### Exercise brief
Below are records to write out again, exactly as they read.
[[ Excerpted data open ]]
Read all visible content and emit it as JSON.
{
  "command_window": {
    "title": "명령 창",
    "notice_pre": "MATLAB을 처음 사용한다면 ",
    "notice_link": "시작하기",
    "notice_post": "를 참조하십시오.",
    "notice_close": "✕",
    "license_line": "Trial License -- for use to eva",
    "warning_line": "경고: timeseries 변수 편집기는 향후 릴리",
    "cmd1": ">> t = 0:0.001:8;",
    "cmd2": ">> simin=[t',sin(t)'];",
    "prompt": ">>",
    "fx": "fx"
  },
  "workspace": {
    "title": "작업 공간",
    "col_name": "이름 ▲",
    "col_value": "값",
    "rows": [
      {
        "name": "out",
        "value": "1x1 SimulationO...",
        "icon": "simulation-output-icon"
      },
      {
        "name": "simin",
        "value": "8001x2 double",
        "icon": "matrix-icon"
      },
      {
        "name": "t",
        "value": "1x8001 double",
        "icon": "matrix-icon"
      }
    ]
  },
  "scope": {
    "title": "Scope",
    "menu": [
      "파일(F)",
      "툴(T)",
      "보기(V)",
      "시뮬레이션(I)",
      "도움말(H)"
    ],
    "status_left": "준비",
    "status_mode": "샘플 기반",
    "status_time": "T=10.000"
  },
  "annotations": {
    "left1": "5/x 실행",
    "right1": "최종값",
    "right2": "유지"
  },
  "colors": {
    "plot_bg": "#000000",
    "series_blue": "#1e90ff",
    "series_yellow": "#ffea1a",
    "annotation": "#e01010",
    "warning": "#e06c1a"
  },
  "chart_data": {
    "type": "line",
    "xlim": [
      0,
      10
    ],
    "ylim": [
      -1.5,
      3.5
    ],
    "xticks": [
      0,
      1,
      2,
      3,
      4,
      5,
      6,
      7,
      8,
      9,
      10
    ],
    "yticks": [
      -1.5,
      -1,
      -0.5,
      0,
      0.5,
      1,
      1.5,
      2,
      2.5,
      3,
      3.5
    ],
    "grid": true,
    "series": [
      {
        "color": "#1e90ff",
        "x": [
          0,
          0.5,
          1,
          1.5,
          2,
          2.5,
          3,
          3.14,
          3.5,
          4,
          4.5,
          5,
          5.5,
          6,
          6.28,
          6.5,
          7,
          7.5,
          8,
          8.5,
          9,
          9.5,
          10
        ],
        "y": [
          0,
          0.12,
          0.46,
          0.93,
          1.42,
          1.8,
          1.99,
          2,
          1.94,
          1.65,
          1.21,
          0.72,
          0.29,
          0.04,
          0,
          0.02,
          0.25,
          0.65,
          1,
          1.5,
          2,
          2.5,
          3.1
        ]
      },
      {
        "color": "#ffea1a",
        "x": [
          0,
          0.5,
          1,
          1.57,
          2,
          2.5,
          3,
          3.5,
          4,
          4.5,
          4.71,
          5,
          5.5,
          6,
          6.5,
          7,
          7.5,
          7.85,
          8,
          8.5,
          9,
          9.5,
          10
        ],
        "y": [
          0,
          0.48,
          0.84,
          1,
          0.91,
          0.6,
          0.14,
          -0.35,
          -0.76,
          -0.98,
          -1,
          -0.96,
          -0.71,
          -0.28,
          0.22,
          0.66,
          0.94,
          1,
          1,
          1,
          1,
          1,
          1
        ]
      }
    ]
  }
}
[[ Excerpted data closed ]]
### Solution
Read all visible content and emit it as JSON.
{
  "command_window": {
    "title": "명령 창",
    "notice_pre": "MATLAB을 처음 사용한다면 ",
    "notice_link": "시작하기",
    "notice_post": "를 참조하십시오.",
    "notice_close": "✕",
    "license_line": "Trial License -- for use to eva",
    "warning_line": "경고: timeseries 변수 편집기는 향후 릴리",
    "cmd1": ">> t = 0:0.001:8;",
    "cmd2": ">> simin=[t',sin(t)'];",
    "prompt": ">>",
    "fx": "fx"
  },
  "workspace": {
    "title": "작업 공간",
    "col_name": "이름 ▲",
    "col_value": "값",
    "rows": [
      {
        "name": "out",
        "value": "1x1 SimulationO...",
        "icon": "simulation-output-icon"
      },
      {
        "name": "simin",
        "value": "8001x2 double",
        "icon": "matrix-icon"
      },
      {
        "name": "t",
        "value": "1x8001 double",
        "icon": "matrix-icon"
      }
    ]
  },
  "scope": {
    "title": "Scope",
    "menu": [
      "파일(F)",
      "툴(T)",
      "보기(V)",
      "시뮬레이션(I)",
      "도움말(H)"
    ],
    "status_left": "준비",
    "status_mode": "샘플 기반",
    "status_time": "T=10.000"
  },
  "annotations": {
    "left1": "5/x 실행",
    "right1": "최종값",
    "right2": "유지"
  },
  "colors": {
    "plot_bg": "#000000",
    "series_blue": "#1e90ff",
    "series_yellow": "#ffea1a",
    "annotation": "#e01010",
    "warning": "#e06c1a"
  },
  "chart_data": {
    "type": "line",
    "xlim": [
      0,
      10
    ],
    "ylim": [
      -1.5,
      3.5
    ],
    "xticks": [
      0,
      1,
      2,
      3,
      4,
      5,
      6,
      7,
      8,
      9,
      10
    ],
    "yticks": [
      -1.5,
      -1,
      -0.5,
      0,
      0.5,
      1,
      1.5,
      2,
      2.5,
      3,
      3.5
    ],
    "grid": true,
    "series": [
      {
        "color": "#1e90ff",
        "x": [
          0,
          0.5,
          1,
          1.5,
          2,
          2.5,
          3,
          3.14,
          3.5,
          4,
          4.5,
          5,
          5.5,
          6,
          6.28,
          6.5,
          7,
          7.5,
          8,
          8.5,
          9,
          9.5,
          10
        ],
        "y": [
          0,
          0.12,
          0.46,
          0.93,
          1.42,
          1.8,
          1.99,
          2,
          1.94,
          1.65,
          1.21,
          0.72,
          0.29,
          0.04,
          0,
          0.02,
          0.25,
          0.65,
          1,
          1.5,
          2,
          2.5,
          3.1
        ]
      },
      {
        "color": "#ffea1a",
        "x": [
          0,
          0.5,
          1,
          1.57,
          2,
          2.5,
          3,
          3.5,
          4,
          4.5,
          4.71,
          5,
          5.5,
          6,
          6.5,
          7,
          7.5,
          7.85,
          8,
          8.5,
          9,
          9.5,
          10
        ],
        "y": [
          0,
          0.48,
          0.84,
          1,
          0.91,
          0.6,
          0.14,
          -0.35,
          -0.76,
          -0.98,
          -1,
          -0.96,
          -0.71,
          -0.28,
          0.22,
          0.66,
          0.94,
          1,
          1,
          1,
          1,
          1,
          1
        ]
      }
    ]
  }
}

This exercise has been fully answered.